* Data shown:
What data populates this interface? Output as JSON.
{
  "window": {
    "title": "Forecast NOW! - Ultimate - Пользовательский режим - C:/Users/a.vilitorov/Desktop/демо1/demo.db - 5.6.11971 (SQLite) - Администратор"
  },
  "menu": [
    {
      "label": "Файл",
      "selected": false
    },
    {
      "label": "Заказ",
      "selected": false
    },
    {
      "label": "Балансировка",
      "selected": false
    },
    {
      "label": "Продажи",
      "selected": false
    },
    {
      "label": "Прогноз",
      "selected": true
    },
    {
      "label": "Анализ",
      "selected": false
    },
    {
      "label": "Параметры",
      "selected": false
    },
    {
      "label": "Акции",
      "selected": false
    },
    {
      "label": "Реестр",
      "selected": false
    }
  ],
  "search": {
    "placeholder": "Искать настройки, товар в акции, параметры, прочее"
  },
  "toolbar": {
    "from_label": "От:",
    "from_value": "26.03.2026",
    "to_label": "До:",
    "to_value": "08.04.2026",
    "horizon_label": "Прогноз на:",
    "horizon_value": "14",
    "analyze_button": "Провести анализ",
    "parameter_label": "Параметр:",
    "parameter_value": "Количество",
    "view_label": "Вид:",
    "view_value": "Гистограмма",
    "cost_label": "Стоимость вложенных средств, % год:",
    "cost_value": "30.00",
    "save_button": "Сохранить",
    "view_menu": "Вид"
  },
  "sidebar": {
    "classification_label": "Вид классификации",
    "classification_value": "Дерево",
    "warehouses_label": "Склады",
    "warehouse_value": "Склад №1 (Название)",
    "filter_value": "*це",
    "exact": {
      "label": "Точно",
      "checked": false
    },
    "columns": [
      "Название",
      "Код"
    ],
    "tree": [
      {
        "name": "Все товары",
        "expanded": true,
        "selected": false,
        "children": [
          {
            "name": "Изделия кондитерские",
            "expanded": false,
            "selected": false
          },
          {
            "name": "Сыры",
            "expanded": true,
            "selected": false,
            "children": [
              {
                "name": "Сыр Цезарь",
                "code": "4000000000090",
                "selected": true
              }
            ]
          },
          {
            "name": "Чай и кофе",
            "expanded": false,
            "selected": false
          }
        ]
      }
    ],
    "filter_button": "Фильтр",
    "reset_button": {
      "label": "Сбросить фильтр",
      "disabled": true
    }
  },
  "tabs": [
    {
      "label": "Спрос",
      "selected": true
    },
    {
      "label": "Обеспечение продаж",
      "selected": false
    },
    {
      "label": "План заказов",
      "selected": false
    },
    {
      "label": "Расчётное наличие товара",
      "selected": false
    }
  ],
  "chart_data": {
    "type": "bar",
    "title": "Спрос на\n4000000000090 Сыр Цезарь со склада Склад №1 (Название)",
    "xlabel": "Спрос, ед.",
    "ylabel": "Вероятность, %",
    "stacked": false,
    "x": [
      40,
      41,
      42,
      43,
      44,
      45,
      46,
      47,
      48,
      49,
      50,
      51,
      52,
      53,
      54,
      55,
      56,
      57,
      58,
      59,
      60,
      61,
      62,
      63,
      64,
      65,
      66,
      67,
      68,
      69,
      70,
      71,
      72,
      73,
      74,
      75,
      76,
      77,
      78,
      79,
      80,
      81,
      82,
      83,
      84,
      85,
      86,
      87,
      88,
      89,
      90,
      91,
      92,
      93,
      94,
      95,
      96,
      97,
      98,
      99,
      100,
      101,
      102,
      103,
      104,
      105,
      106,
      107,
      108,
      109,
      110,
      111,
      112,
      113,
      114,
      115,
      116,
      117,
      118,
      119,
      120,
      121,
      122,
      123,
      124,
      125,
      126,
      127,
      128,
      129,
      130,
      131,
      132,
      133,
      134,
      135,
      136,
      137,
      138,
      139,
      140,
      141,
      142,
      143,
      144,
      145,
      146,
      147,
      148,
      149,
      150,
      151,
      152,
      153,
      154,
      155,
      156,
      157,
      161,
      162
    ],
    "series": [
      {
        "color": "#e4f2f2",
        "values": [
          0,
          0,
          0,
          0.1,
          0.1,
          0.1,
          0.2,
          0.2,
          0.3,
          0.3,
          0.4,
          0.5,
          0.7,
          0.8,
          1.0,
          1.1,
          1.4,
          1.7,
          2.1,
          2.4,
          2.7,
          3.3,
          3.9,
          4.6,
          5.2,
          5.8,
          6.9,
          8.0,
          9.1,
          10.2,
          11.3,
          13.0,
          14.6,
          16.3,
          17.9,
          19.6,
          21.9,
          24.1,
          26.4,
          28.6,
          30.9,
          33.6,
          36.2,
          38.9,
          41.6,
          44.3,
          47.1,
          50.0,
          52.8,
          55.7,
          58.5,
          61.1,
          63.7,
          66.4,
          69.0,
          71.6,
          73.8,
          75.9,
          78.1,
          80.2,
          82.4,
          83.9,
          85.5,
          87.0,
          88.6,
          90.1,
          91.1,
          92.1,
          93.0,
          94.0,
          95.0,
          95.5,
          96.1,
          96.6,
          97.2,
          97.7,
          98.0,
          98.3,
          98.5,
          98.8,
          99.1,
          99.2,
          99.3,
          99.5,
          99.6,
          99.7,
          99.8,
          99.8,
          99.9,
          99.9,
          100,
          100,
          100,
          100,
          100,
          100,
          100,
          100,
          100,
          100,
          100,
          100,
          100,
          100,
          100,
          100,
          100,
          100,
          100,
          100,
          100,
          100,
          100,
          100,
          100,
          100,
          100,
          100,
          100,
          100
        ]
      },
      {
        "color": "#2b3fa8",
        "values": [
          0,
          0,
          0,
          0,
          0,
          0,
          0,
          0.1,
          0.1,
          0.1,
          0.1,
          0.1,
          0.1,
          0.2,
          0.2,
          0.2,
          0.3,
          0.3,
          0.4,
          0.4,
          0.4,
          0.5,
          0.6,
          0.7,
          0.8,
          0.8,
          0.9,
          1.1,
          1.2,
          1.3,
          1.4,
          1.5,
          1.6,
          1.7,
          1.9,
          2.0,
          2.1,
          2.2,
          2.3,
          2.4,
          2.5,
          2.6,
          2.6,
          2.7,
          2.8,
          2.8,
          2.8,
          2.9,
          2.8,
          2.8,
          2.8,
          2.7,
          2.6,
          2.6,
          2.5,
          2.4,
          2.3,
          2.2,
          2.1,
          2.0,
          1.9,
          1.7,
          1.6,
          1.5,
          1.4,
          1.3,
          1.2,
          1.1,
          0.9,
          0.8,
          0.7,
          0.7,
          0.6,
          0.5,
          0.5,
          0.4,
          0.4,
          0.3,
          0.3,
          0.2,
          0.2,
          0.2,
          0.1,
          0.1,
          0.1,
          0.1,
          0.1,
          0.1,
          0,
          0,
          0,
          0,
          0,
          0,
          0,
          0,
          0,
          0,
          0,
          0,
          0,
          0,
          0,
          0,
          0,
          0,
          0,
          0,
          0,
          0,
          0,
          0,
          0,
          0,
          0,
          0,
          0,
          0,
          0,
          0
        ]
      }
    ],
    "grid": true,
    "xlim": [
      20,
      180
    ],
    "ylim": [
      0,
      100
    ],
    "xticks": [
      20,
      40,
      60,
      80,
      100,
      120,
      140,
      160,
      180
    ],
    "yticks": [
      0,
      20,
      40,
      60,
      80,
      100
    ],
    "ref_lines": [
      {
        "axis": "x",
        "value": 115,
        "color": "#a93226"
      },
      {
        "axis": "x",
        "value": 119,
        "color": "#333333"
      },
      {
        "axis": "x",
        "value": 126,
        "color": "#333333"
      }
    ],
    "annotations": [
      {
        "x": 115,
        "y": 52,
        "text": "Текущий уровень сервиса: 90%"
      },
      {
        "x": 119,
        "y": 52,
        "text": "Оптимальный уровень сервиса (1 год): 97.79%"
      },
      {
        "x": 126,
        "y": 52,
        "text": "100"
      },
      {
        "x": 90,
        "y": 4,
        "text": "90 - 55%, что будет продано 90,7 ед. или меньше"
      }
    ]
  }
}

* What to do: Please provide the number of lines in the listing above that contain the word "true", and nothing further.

* Answer section: 7